[Start of Attachment]

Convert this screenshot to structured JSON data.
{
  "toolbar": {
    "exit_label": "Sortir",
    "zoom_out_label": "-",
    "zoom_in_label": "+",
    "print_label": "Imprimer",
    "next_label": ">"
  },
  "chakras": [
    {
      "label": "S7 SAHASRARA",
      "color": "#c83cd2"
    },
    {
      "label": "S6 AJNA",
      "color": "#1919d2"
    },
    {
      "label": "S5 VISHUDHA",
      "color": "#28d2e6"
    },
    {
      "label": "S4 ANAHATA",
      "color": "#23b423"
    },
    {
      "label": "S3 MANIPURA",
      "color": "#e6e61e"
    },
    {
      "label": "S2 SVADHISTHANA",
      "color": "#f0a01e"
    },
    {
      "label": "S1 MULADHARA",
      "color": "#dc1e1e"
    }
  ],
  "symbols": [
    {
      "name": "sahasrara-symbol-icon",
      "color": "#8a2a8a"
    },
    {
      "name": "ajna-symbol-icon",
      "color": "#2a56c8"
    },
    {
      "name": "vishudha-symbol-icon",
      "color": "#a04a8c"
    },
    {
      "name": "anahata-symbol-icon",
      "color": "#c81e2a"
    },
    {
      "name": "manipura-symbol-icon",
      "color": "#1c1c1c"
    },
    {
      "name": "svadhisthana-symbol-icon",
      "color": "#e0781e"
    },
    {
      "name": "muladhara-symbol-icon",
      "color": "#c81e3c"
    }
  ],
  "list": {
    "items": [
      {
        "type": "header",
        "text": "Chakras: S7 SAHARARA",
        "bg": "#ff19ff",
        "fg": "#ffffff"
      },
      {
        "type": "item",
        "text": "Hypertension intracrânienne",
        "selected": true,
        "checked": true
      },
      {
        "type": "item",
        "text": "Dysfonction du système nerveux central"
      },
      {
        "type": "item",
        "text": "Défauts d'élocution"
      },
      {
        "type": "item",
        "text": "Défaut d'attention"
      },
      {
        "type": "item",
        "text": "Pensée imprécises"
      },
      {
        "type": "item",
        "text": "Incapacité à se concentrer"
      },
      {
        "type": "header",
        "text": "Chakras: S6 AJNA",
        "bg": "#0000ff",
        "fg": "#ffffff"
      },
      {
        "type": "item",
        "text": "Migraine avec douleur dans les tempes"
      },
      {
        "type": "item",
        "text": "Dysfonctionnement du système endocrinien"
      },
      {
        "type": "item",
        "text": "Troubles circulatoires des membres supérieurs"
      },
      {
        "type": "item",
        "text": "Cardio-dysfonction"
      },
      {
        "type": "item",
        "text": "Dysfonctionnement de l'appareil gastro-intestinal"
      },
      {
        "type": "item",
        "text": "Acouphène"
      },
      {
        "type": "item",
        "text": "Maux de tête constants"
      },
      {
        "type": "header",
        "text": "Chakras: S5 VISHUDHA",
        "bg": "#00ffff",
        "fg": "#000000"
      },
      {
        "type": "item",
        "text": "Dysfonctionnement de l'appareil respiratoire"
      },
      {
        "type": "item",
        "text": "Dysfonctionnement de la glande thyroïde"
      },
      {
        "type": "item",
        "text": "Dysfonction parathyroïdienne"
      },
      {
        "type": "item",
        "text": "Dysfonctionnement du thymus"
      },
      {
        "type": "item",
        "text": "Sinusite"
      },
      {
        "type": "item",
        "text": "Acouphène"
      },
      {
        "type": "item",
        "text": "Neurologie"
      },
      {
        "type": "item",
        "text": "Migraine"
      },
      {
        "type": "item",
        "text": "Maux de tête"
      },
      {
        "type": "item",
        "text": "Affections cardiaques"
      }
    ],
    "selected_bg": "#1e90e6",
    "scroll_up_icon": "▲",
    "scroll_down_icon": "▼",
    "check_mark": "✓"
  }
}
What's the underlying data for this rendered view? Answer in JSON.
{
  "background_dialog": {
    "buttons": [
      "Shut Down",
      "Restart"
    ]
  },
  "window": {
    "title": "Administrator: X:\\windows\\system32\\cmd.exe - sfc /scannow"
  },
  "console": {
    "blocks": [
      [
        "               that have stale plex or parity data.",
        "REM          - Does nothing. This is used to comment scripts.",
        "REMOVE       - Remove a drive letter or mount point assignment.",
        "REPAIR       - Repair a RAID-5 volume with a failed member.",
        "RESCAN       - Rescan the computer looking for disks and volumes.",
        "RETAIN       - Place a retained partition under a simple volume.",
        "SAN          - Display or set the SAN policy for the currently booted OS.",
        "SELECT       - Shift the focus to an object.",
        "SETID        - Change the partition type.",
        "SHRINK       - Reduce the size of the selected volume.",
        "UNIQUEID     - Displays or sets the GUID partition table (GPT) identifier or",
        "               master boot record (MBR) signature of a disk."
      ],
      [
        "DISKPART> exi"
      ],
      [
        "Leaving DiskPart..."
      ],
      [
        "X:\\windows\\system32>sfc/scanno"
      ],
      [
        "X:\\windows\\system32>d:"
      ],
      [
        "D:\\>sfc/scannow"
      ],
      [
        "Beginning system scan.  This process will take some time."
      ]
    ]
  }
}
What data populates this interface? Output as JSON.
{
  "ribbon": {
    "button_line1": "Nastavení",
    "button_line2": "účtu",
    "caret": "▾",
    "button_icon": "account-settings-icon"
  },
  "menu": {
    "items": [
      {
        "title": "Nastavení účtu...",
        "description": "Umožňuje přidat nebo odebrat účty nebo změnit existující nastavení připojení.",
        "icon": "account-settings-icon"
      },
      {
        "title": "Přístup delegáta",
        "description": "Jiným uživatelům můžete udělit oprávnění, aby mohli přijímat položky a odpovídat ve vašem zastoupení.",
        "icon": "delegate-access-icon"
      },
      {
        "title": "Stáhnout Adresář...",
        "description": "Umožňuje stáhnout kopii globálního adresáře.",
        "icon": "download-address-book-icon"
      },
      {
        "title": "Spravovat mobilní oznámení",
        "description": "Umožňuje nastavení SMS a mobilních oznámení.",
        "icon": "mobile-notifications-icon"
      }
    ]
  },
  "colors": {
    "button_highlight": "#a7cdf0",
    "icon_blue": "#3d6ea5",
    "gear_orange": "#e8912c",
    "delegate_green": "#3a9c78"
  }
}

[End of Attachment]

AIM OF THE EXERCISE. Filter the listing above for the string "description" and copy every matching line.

RESPONSE.
        "description": "Umožňuje přidat nebo odebrat účty nebo změnit existující nastavení připojení.",
        "description": "Jiným uživatelům můžete udělit oprávnění, aby mohli přijímat položky a odpovídat ve vašem zastoupení.",
        "description": "Umožňuje stáhnout kopii globálního adresáře.",
        "description": "Umožňuje nastavení SMS a mobilních oznámení.",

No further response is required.